- Legal (sometimes known as a Transaction Development or Transaction Management team)
Depending on the investment bank, there may be additional functions which fall within debt capital markets, for example, the marketing of derivative products to issuer clients, or these might be the direct responsibility of the DCM originator themselves.
What does an originator do?
Originators work with their issuer clients to bring new bond issues to the market.
In practice, this means that individual originators will communicate with their clients on a regular basis in order to provide market intelligence and other information relevant to the client’s funding needs.
Originators communicate with their clients using the telephone, email, physical meetings and presentations, and sometimes by SMS/text message (!). For more sophisticated clients, communication may sometimes be via instant messaging using Bloomberg.
The originator will provide recommendations on when and how to issue new bonds in order to meet the client’s objectives.
Transaction recommendations are conveyed to the client either verbally, as emails or as slide presentations (generally produced in Powerpoint). In some cases, when a client has a specific funding need, it will invite each of its relationship banks to present a formal transaction recommendation at a physical meeting. These will often take place back-to-back over the course of a day or two and are known as ‘beauty parades’ (thankfully, no one has to wear a bikini or sing).

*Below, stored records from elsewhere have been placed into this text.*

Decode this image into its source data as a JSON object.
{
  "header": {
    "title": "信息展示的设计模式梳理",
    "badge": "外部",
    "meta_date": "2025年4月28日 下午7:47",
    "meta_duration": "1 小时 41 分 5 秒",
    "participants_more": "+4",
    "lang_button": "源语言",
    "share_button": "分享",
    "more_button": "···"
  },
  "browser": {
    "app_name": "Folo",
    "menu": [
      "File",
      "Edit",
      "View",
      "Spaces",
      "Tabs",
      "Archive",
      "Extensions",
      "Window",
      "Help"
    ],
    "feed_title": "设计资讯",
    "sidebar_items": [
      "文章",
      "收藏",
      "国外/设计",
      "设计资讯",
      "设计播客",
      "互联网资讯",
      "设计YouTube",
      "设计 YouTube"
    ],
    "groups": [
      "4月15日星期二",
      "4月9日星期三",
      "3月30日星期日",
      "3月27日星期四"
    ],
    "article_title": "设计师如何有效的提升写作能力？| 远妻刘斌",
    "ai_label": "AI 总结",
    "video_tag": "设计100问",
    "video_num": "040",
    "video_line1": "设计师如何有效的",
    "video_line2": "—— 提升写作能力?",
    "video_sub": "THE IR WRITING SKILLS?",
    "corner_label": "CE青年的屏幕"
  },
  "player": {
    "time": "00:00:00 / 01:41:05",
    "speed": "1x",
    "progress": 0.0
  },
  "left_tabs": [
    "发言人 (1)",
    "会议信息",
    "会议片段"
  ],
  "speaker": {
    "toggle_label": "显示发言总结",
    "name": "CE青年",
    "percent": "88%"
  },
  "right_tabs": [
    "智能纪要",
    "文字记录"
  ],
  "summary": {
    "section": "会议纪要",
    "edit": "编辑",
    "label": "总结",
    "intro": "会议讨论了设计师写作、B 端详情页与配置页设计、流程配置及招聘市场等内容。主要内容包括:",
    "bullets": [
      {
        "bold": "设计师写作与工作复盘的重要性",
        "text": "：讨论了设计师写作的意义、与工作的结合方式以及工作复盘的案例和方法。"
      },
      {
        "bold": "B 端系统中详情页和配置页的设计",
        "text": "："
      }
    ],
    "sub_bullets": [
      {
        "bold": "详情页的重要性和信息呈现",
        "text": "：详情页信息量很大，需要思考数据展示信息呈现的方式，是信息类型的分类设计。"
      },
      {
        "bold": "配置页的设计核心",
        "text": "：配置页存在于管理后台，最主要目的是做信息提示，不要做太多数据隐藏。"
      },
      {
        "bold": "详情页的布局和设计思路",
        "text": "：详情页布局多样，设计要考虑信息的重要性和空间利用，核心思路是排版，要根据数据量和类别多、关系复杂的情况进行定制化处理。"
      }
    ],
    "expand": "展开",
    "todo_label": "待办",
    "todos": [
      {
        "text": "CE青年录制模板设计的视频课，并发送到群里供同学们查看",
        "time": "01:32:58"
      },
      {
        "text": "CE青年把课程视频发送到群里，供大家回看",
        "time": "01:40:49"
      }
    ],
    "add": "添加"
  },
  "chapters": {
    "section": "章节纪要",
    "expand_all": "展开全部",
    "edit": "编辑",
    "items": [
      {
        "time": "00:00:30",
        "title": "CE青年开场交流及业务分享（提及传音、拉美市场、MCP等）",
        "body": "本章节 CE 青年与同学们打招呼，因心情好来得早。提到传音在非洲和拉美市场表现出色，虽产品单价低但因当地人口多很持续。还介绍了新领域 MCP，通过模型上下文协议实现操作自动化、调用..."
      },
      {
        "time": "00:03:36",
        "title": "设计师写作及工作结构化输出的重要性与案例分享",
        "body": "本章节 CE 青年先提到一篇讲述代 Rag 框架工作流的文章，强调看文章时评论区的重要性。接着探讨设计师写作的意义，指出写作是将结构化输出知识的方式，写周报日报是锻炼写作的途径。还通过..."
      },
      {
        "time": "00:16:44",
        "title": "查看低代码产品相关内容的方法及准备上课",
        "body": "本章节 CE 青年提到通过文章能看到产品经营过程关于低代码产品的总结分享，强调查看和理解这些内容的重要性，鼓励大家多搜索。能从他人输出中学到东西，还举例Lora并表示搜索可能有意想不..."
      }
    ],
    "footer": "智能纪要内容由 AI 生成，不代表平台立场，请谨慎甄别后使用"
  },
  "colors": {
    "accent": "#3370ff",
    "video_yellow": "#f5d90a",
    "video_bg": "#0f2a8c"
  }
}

When an issuer decides to issue new bonds (or undertake any other DCM-related transaction), it will mandate banks to execute the transaction on its behalf. The objective of an originator (and, indeed, the debt capital markets department as a whole), is to be mandated on as many transactions as possible, since fees (for the most part) are only paid on executed transactions.
In most cases, banks are not paid directly for the advice and intelligence that an originator and their colleagues provide to the client. Instead, in providing this advice, the originator hopes that the client will mandate their bank to execute a bond transaction, on which revenues are generated.
During the execution of a new issue, the originator undertakes a general advisory and organisation (and in some cases, dogsbody) role, helping to ensure the transaction is launched successfully. This can include:
- providing advice to the client during the course of the transaction process e.g. where to set price guidance, when to open the order books
- planning and organising investor marketing of the new issue, e.g. a roadshow to meet potential investors, a public conference call
- organising and chairing regular conference calls amongst the parties involved in the transaction, e.g. to provide progress updates to the client
- overseeing the other parties involved in the transaction, e.g. bank legal teams, external lawyers
Personally, speaking as a former originator, I always felt that the originator had ultimate responsibility for the success of the transaction and for the happiness of the client. The buck stopped with me. That said, I’m sure colleagues in other areas of the department felt a similar level of responsibility – when everyone felt a shared sense of responsibility, we found that a transaction tended to go well.
That concludes this post. In the next instalment, we’ll look at the role of syndicate within a debt capital markets department.
All the best,